What to do: Reprint the full listing exactly.

Records:
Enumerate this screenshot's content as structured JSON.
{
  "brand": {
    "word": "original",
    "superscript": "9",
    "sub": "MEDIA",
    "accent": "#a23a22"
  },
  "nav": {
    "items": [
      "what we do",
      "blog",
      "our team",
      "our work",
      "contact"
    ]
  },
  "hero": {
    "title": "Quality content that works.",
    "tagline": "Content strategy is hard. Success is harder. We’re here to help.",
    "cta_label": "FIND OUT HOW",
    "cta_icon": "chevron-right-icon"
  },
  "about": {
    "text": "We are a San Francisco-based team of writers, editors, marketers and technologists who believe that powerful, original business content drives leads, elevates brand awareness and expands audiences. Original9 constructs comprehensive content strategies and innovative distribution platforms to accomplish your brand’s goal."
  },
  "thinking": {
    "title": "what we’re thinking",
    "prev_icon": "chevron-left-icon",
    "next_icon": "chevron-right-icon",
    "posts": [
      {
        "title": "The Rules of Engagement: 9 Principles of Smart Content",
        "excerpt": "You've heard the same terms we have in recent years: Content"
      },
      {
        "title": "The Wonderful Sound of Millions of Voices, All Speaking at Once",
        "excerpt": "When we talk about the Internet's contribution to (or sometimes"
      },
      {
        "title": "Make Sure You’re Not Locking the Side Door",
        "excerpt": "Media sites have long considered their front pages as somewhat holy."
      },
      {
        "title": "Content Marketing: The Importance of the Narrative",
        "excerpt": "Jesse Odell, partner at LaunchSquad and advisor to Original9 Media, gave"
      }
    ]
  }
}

Output:
Enumerate this screenshot's content as structured JSON.
{
  "brand": {
    "word": "original",
    "superscript": "9",
    "sub": "MEDIA",
    "accent": "#a23a22"
  },
  "nav": {
    "items": [
      "what we do",
      "blog",
      "our team",
      "our work",
      "contact"
    ]
  },
  "hero": {
    "title": "Quality content that works.",
    "tagline": "Content strategy is hard. Success is harder. We’re here to help.",
    "cta_label": "FIND OUT HOW",
    "cta_icon": "chevron-right-icon"
  },
  "about": {
    "text": "We are a San Francisco-based team of writers, editors, marketers and technologists who believe that powerful, original business content drives leads, elevates brand awareness and expands audiences. Original9 constructs comprehensive content strategies and innovative distribution platforms to accomplish your brand’s goal."
  },
  "thinking": {
    "title": "what we’re thinking",
    "prev_icon": "chevron-left-icon",
    "next_icon": "chevron-right-icon",
    "posts": [
      {
        "title": "The Rules of Engagement: 9 Principles of Smart Content",
        "excerpt": "You've heard the same terms we have in recent years: Content"
      },
      {
        "title": "The Wonderful Sound of Millions of Voices, All Speaking at Once",
        "excerpt": "When we talk about the Internet's contribution to (or sometimes"
      },
      {
        "title": "Make Sure You’re Not Locking the Side Door",
        "excerpt": "Media sites have long considered their front pages as somewhat holy."
      },
      {
        "title": "Content Marketing: The Importance of the Narrative",
        "excerpt": "Jesse Odell, partner at LaunchSquad and advisor to Original9 Media, gave"
      }
    ]
  }
}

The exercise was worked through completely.